*ACTIVITY:* Every record must appear in your reply exactly as written.
··· MATERIAL FOR THIS EXERCISE ···
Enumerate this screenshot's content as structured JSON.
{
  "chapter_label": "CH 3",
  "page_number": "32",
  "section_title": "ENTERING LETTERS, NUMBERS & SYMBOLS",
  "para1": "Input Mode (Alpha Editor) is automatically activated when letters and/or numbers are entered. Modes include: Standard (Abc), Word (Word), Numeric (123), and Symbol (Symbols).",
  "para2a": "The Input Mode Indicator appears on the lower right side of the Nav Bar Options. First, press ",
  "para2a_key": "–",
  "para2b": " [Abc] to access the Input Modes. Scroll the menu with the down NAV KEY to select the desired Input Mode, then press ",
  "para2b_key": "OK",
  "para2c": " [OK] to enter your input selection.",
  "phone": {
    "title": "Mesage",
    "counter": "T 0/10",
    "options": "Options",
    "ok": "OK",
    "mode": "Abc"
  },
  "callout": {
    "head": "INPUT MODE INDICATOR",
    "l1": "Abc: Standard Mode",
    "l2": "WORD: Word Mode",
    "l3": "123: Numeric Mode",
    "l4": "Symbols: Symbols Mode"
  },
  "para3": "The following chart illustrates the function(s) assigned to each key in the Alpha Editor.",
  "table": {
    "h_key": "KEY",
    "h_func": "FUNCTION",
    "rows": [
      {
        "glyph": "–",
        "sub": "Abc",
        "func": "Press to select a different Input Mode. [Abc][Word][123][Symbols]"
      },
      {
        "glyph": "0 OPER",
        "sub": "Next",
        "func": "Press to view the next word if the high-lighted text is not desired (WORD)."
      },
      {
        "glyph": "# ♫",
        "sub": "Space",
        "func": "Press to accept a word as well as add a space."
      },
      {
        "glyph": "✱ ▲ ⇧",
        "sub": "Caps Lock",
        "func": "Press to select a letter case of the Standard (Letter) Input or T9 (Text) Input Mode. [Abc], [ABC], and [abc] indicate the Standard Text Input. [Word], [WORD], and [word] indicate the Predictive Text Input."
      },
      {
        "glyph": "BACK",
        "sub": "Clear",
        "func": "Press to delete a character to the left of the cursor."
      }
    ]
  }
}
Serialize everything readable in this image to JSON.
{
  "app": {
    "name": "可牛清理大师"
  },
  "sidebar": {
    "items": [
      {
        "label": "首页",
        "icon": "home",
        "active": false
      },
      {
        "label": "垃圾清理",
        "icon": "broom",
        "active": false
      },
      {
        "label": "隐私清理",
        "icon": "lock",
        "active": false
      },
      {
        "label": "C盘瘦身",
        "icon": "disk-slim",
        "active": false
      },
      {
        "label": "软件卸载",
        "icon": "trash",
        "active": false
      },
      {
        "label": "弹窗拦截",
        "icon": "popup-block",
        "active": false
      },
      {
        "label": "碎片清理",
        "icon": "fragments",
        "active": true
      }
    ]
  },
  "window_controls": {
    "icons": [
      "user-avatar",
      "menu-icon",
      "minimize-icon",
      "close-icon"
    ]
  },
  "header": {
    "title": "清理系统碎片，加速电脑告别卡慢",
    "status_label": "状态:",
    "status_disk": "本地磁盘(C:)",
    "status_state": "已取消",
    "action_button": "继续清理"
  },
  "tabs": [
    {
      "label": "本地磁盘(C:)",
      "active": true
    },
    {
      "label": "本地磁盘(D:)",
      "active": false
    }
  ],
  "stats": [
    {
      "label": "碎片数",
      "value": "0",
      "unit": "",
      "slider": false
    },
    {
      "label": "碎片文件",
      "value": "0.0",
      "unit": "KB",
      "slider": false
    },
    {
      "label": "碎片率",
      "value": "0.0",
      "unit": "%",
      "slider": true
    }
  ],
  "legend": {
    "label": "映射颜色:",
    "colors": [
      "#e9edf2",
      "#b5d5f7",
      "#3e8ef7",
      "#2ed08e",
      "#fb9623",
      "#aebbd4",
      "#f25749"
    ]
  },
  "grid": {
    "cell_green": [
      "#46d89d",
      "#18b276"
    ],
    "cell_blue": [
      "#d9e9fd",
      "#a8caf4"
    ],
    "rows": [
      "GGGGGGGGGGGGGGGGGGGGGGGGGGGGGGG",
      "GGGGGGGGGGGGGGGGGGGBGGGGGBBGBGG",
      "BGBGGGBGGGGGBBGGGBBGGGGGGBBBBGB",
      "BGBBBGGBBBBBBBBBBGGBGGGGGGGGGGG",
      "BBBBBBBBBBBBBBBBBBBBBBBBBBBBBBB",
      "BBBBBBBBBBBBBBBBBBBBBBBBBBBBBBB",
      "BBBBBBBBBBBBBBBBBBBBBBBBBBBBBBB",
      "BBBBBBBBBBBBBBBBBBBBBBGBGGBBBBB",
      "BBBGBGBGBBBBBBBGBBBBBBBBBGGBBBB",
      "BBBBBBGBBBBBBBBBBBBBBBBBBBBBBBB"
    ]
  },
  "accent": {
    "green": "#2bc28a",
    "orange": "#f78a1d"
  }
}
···
*ANSWER BELOW:*
Enumerate this screenshot's content as structured JSON.
{
  "chapter_label": "CH 3",
  "page_number": "32",
  "section_title": "ENTERING LETTERS, NUMBERS & SYMBOLS",
  "para1": "Input Mode (Alpha Editor) is automatically activated when letters and/or numbers are entered. Modes include: Standard (Abc), Word (Word), Numeric (123), and Symbol (Symbols).",
  "para2a": "The Input Mode Indicator appears on the lower right side of the Nav Bar Options. First, press ",
  "para2a_key": "–",
  "para2b": " [Abc] to access the Input Modes. Scroll the menu with the down NAV KEY to select the desired Input Mode, then press ",
  "para2b_key": "OK",
  "para2c": " [OK] to enter your input selection.",
  "phone": {
    "title": "Mesage",
    "counter": "T 0/10",
    "options": "Options",
    "ok": "OK",
    "mode": "Abc"
  },
  "callout": {
    "head": "INPUT MODE INDICATOR",
    "l1": "Abc: Standard Mode",
    "l2": "WORD: Word Mode",
    "l3": "123: Numeric Mode",
    "l4": "Symbols: Symbols Mode"
  },
  "para3": "The following chart illustrates the function(s) assigned to each key in the Alpha Editor.",
  "table": {
    "h_key": "KEY",
    "h_func": "FUNCTION",
    "rows": [
      {
        "glyph": "–",
        "sub": "Abc",
        "func": "Press to select a different Input Mode. [Abc][Word][123][Symbols]"
      },
      {
        "glyph": "0 OPER",
        "sub": "Next",
        "func": "Press to view the next word if the high-lighted text is not desired (WORD)."
      },
      {
        "glyph": "# ♫",
        "sub": "Space",
        "func": "Press to accept a word as well as add a space."
      },
      {
        "glyph": "✱ ▲ ⇧",
        "sub": "Caps Lock",
        "func": "Press to select a letter case of the Standard (Letter) Input or T9 (Text) Input Mode. [Abc], [ABC], and [abc] indicate the Standard Text Input. [Word], [WORD], and [word] indicate the Predictive Text Input."
      },
      {
        "glyph": "BACK",
        "sub": "Clear",
        "func": "Press to delete a character to the left of the cursor."
      }
    ]
  }
}
Serialize everything readable in this image to JSON.
{
  "app": {
    "name": "可牛清理大师"
  },
  "sidebar": {
    "items": [
      {
        "label": "首页",
        "icon": "home",
        "active": false
      },
      {
        "label": "垃圾清理",
        "icon": "broom",
        "active": false
      },
      {
        "label": "隐私清理",
        "icon": "lock",
        "active": false
      },
      {
        "label": "C盘瘦身",
        "icon": "disk-slim",
        "active": false
      },
      {
        "label": "软件卸载",
        "icon": "trash",
        "active": false
      },
      {
        "label": "弹窗拦截",
        "icon": "popup-block",
        "active": false
      },
      {
        "label": "碎片清理",
        "icon": "fragments",
        "active": true
      }
    ]
  },
  "window_controls": {
    "icons": [
      "user-avatar",
      "menu-icon",
      "minimize-icon",
      "close-icon"
    ]
  },
  "header": {
    "title": "清理系统碎片，加速电脑告别卡慢",
    "status_label": "状态:",
    "status_disk": "本地磁盘(C:)",
    "status_state": "已取消",
    "action_button": "继续清理"
  },
  "tabs": [
    {
      "label": "本地磁盘(C:)",
      "active": true
    },
    {
      "label": "本地磁盘(D:)",
      "active": false
    }
  ],
  "stats": [
    {
      "label": "碎片数",
      "value": "0",
      "unit": "",
      "slider": false
    },
    {
      "label": "碎片文件",
      "value": "0.0",
      "unit": "KB",
      "slider": false
    },
    {
      "label": "碎片率",
      "value": "0.0",
      "unit": "%",
      "slider": true
    }
  ],
  "legend": {
    "label": "映射颜色:",
    "colors": [
      "#e9edf2",
      "#b5d5f7",
      "#3e8ef7",
      "#2ed08e",
      "#fb9623",
      "#aebbd4",
      "#f25749"
    ]
  },
  "grid": {
    "cell_green": [
      "#46d89d",
      "#18b276"
    ],
    "cell_blue": [
      "#d9e9fd",
      "#a8caf4"
    ],
    "rows": [
      "GGGGGGGGGGGGGGGGGGGGGGGGGGGGGGG",
      "GGGGGGGGGGGGGGGGGGGBGGGGGBBGBGG",
      "BGBGGGBGGGGGBBGGGBBGGGGGGBBBBGB",
      "BGBBBGGBBBBBBBBBBGGBGGGGGGGGGGG",
      "BBBBBBBBBBBBBBBBBBBBBBBBBBBBBBB",
      "BBBBBBBBBBBBBBBBBBBBBBBBBBBBBBB",
      "BBBBBBBBBBBBBBBBBBBBBBBBBBBBBBB",
      "BBBBBBBBBBBBBBBBBBBBBBGBGGBBBBB",
      "BBBGBGBGBBBBBBBGBBBBBBBBBGGBBBB",
      "BBBBBBGBBBBBBBBBBBBBBBBBBBBBBBB"
    ]
  },
  "accent": {
    "green": "#2bc28a",
    "orange": "#f78a1d"
  }
}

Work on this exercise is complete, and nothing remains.